It was the accepted practice in Babylon 4,000 years ago that for a month after the wedding, the bride’s father would supply his son-in law with all the mead he could drink. Mead is a honey beer, and because their calendar was lunar based, this period was called the “honey month”, or what we know today as the “honeymoon”.
There are 19 different versions of Guinness.
According to a diary entry from a passenger on the Mayflower, the pilgrims made their landing at Plymouth Rock, rather than continue to their destination in Virginia, due to lack of beer.
Before thermometers were invented, brewers would dip a thumb or finger into the mix to find the right temperature for adding yeast. Too cold, and the yeast wouldn’t grow. Too hot, and the yeast would die. This thumb in the beer is where “rule of thumb” comes from.
In 1788, Ale was proclaimed “the proper drink for Americans” at a parade in New York City.
The original text of the Reinheitsgebot only had three ingredients: Barley, hops, and water.
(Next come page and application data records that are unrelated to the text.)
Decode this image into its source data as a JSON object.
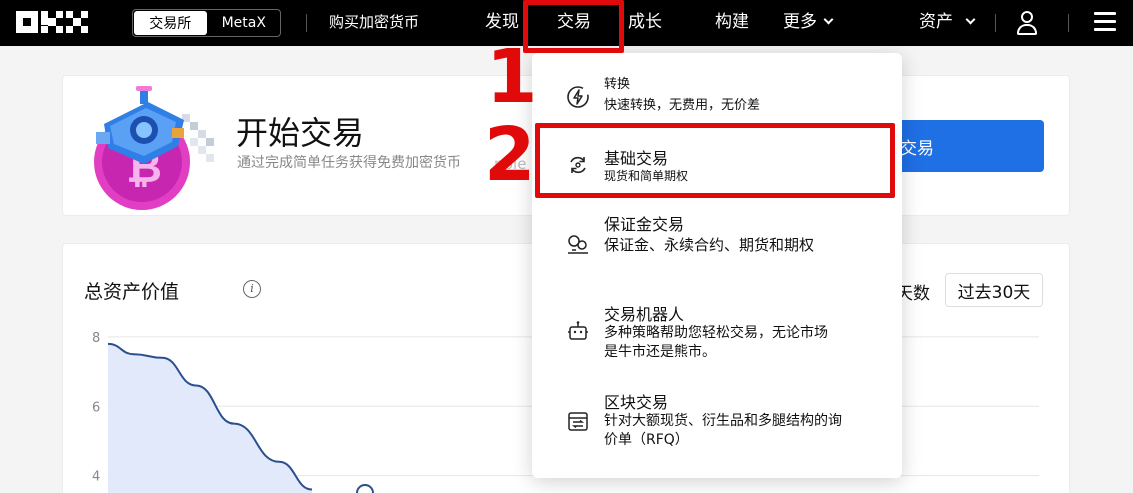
{
  "header": {
    "mode_switch": {
      "exchange": "交易所",
      "metax": "MetaX"
    },
    "buy_crypto": "购买加密货币",
    "nav": [
      "发现",
      "交易",
      "成长",
      "构建",
      "更多"
    ],
    "assets": "资产"
  },
  "annotations": {
    "step1": "1",
    "step2": "2"
  },
  "start_card": {
    "title": "开始交易",
    "subtitle": "通过完成简单任务获得免费加密货币",
    "ghost": "nple",
    "button_label": "交易"
  },
  "asset_card": {
    "title": "总资产价值",
    "info_icon_text": "i",
    "days_label": "天数",
    "range_button": "过去30天"
  },
  "chart_data": {
    "type": "area",
    "y_ticks": [
      "8",
      "6",
      "4"
    ],
    "ylim": [
      3.5,
      8.2
    ],
    "series": [
      {
        "values": [
          7.8,
          7.5,
          7.4,
          6.6,
          5.5,
          4.4,
          3.6
        ]
      }
    ],
    "grid": true
  },
  "dropdown": {
    "items": [
      {
        "title": "转换",
        "desc": "快速转换，无费用，无价差"
      },
      {
        "title": "基础交易",
        "desc": "现货和简单期权"
      },
      {
        "title": "保证金交易",
        "desc": "保证金、永续合约、期货和期权"
      },
      {
        "title": "交易机器人",
        "desc_lines": [
          "多种策略帮助您轻松交易，无论市场",
          "是牛市还是熊市。"
        ]
      },
      {
        "title": "区块交易",
        "desc_lines": [
          "针对大额现货、衍生品和多腿结构的询",
          "价单（RFQ）"
        ]
      }
    ],
    "icons": [
      "lightning-circle-icon",
      "refresh-circle-icon",
      "coins-icon",
      "robot-icon",
      "block-trade-icon"
    ]
  },
  "colors": {
    "accent": "#1f6fe5",
    "highlight": "#e10a0a",
    "topbar": "#000000"
  }
}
Yeast wasn’t mentioned for another 35 years.
After consuming a bucket or two of vibrant brew they called aul, or ale, the Vikings would head fearlessly into battle, often without armor or even shirts. In fact, “berserk” means “bare shirt” in Norse, and eventually took on the meaning of their wild battles.
12 oz of a typical American pale lager actually has fewer calories than 2 percent milk or apple juice.